## [Problem requirements]
For the records shown below, return an exact copy that excludes the pictures.

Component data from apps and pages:
-=-=-=-=-
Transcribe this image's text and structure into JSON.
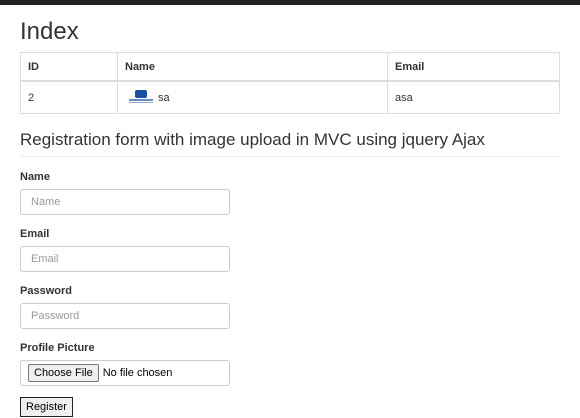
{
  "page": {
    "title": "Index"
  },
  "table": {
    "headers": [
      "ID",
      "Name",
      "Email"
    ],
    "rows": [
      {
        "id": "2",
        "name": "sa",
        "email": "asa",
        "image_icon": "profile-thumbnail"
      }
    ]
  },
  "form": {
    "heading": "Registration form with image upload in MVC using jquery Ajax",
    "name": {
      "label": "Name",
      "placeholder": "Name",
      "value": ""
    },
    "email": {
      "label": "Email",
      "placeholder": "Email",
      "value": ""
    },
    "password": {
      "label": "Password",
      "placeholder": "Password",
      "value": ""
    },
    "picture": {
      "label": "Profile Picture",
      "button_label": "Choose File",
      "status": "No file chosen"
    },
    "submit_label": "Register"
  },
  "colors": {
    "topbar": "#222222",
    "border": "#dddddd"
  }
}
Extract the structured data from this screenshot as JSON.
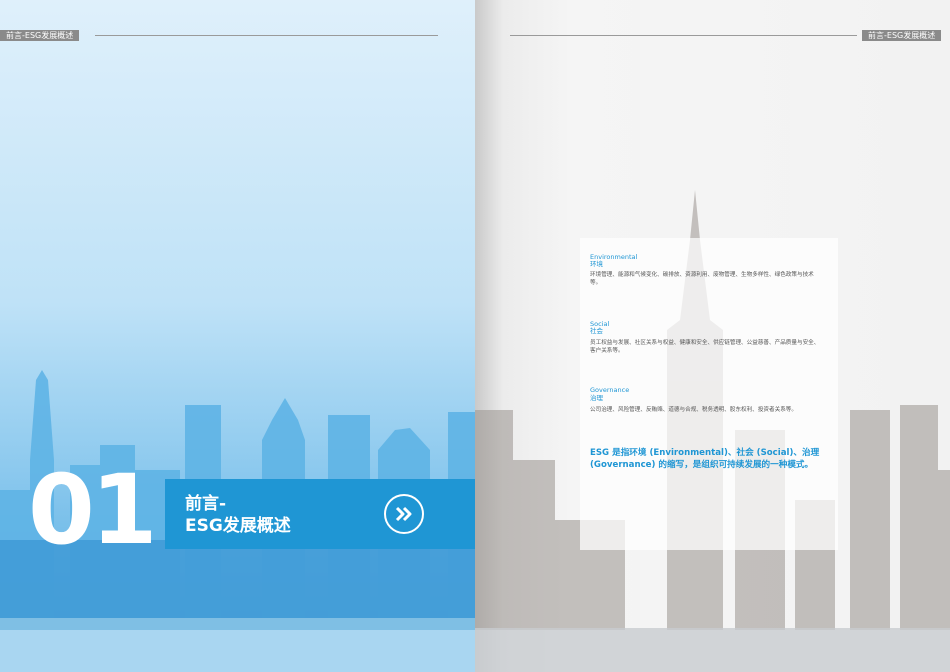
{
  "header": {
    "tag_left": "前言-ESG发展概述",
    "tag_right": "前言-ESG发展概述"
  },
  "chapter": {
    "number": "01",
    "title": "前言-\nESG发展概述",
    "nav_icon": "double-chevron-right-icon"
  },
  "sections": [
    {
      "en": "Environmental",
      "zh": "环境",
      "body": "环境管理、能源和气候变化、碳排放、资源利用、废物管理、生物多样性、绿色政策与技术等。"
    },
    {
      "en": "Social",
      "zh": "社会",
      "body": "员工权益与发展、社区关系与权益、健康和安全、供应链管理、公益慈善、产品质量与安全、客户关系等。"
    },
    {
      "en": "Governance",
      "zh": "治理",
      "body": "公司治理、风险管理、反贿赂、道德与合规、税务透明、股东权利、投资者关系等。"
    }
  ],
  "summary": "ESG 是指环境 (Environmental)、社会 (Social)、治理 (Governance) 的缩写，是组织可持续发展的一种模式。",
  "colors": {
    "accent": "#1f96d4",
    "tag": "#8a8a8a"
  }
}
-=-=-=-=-
## [Task output]
Transcribe this image's text and structure into JSON.
{
  "page": {
    "title": "Index"
  },
  "table": {
    "headers": [
      "ID",
      "Name",
      "Email"
    ],
    "rows": [
      {
        "id": "2",
        "name": "sa",
        "email": "asa",
        "image_icon": "profile-thumbnail"
      }
    ]
  },
  "form": {
    "heading": "Registration form with image upload in MVC using jquery Ajax",
    "name": {
      "label": "Name",
      "placeholder": "Name",
      "value": ""
    },
    "email": {
      "label": "Email",
      "placeholder": "Email",
      "value": ""
    },
    "password": {
      "label": "Password",
      "placeholder": "Password",
      "value": ""
    },
    "picture": {
      "label": "Profile Picture",
      "button_label": "Choose File",
      "status": "No file chosen"
    },
    "submit_label": "Register"
  },
  "colors": {
    "topbar": "#222222",
    "border": "#dddddd"
  }
}
Extract the structured data from this screenshot as JSON.
{
  "header": {
    "tag_left": "前言-ESG发展概述",
    "tag_right": "前言-ESG发展概述"
  },
  "chapter": {
    "number": "01",
    "title": "前言-\nESG发展概述",
    "nav_icon": "double-chevron-right-icon"
  },
  "sections": [
    {
      "en": "Environmental",
      "zh": "环境",
      "body": "环境管理、能源和气候变化、碳排放、资源利用、废物管理、生物多样性、绿色政策与技术等。"
    },
    {
      "en": "Social",
      "zh": "社会",
      "body": "员工权益与发展、社区关系与权益、健康和安全、供应链管理、公益慈善、产品质量与安全、客户关系等。"
    },
    {
      "en": "Governance",
      "zh": "治理",
      "body": "公司治理、风险管理、反贿赂、道德与合规、税务透明、股东权利、投资者关系等。"
    }
  ],
  "summary": "ESG 是指环境 (Environmental)、社会 (Social)、治理 (Governance) 的缩写，是组织可持续发展的一种模式。",
  "colors": {
    "accent": "#1f96d4",
    "tag": "#8a8a8a"
  }
}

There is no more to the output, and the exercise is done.